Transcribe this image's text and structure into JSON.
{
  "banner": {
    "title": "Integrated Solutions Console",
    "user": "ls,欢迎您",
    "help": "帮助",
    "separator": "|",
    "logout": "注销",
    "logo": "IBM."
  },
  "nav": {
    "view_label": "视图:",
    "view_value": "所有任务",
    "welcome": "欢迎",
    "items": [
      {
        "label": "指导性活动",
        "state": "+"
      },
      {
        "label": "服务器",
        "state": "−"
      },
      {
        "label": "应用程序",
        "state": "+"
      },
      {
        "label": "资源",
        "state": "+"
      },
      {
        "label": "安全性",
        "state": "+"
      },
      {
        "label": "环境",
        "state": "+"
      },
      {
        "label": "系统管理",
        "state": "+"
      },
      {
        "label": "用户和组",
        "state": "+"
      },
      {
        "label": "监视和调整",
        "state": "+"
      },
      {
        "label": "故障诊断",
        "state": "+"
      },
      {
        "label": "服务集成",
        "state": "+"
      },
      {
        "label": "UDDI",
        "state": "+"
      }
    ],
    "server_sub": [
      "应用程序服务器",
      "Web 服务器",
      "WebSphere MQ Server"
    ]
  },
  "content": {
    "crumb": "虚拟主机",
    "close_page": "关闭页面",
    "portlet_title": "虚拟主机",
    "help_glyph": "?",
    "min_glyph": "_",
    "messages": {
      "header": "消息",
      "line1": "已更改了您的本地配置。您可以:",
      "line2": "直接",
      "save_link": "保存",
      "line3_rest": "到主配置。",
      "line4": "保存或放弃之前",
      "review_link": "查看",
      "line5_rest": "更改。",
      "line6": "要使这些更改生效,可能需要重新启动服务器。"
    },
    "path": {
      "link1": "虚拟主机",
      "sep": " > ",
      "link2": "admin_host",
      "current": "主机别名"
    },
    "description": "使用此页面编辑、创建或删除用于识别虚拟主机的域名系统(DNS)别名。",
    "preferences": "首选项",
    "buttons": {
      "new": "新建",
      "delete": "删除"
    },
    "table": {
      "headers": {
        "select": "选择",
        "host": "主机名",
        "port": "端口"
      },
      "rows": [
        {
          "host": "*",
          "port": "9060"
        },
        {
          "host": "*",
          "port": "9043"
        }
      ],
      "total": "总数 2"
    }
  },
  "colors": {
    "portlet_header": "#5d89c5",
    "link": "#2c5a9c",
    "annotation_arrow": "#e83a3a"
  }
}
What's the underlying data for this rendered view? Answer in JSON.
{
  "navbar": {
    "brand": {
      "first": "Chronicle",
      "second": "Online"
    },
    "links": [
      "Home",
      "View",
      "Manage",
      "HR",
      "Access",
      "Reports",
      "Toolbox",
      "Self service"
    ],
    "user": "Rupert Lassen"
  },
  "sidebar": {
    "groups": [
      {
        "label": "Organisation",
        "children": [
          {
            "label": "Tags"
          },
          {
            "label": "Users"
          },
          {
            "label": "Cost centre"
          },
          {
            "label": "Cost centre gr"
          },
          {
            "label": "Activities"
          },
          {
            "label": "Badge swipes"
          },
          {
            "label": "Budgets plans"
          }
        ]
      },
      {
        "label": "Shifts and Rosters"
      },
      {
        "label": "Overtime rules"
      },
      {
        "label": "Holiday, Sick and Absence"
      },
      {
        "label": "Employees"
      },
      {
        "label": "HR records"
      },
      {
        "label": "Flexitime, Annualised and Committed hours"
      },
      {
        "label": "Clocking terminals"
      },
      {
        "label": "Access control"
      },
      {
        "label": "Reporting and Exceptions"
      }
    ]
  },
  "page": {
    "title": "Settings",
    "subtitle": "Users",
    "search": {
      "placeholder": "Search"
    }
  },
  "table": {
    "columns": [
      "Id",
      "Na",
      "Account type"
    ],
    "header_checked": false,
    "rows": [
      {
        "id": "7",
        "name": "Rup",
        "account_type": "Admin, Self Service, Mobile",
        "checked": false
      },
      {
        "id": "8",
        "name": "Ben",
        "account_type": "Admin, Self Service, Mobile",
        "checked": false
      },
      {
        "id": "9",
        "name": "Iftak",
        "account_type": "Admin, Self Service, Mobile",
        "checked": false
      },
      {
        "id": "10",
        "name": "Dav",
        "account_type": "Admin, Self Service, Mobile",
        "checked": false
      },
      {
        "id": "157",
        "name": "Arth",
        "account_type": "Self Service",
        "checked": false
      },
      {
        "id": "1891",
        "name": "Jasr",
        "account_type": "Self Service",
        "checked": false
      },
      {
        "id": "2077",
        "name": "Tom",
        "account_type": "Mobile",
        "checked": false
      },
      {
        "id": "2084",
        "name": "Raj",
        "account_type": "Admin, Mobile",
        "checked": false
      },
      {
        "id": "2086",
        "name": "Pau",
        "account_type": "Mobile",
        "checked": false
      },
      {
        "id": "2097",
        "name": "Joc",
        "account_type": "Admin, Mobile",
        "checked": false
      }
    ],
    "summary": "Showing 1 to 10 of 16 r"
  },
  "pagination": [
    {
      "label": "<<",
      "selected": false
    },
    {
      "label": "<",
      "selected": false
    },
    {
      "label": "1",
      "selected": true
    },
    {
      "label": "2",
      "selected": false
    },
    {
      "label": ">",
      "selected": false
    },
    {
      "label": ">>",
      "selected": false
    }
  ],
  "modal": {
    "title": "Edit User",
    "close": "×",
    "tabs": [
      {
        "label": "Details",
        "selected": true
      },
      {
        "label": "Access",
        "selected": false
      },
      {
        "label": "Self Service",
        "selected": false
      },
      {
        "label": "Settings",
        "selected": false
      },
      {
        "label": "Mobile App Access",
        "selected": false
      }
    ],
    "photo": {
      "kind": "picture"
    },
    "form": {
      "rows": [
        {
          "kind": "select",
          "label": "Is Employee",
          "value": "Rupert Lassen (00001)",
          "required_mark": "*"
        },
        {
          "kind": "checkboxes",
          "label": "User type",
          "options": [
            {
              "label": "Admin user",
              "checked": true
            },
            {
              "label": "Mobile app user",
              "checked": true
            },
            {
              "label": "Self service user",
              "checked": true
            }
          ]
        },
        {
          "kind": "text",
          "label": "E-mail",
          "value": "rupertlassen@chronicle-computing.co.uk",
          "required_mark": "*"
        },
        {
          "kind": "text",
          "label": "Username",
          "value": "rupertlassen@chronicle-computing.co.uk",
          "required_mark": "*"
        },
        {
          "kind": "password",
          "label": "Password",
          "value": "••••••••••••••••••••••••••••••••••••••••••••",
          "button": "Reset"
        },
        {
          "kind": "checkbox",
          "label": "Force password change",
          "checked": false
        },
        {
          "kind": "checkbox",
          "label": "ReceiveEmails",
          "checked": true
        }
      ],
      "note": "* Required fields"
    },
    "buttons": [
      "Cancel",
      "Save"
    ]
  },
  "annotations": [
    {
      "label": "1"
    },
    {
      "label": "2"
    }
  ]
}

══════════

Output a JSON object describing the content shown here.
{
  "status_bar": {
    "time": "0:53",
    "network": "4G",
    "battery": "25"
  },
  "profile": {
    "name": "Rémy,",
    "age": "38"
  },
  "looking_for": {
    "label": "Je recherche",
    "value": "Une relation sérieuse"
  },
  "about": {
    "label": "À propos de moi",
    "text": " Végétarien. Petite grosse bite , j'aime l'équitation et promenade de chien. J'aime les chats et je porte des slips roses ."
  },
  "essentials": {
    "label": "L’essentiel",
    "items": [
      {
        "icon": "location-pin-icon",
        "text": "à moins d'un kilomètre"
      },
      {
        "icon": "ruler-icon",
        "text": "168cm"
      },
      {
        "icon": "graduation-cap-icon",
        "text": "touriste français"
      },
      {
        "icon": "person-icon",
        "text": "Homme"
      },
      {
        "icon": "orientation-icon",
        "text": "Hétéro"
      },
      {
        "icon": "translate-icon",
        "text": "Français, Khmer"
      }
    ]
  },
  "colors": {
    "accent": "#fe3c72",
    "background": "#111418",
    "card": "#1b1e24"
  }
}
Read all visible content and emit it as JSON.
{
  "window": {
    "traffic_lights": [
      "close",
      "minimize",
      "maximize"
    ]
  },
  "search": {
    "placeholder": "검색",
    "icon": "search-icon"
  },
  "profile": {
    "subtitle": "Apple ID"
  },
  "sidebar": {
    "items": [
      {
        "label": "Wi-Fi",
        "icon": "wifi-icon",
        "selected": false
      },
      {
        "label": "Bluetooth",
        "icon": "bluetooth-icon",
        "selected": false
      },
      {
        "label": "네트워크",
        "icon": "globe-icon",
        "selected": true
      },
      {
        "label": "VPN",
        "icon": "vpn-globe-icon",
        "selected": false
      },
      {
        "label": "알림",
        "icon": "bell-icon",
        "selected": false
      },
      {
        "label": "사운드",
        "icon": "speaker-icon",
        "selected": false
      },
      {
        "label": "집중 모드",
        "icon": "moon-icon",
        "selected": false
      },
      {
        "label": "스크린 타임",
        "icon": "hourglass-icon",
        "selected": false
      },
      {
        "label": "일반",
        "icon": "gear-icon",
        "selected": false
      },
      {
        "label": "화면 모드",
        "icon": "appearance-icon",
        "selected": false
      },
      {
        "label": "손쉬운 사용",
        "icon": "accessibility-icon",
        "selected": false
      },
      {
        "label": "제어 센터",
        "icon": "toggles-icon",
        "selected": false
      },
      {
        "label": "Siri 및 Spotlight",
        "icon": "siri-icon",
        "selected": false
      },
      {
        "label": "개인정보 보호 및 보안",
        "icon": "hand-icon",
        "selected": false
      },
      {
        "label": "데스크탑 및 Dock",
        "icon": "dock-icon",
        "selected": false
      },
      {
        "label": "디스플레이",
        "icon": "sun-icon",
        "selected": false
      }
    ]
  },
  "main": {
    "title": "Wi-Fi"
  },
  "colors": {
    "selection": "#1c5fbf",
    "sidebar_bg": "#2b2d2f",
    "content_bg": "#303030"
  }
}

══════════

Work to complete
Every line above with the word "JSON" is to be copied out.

Task answer
Transcribe this image's text and structure into JSON.
What's the underlying data for this rendered view? Answer in JSON.
Output a JSON object describing the content shown here.
Read all visible content and emit it as JSON.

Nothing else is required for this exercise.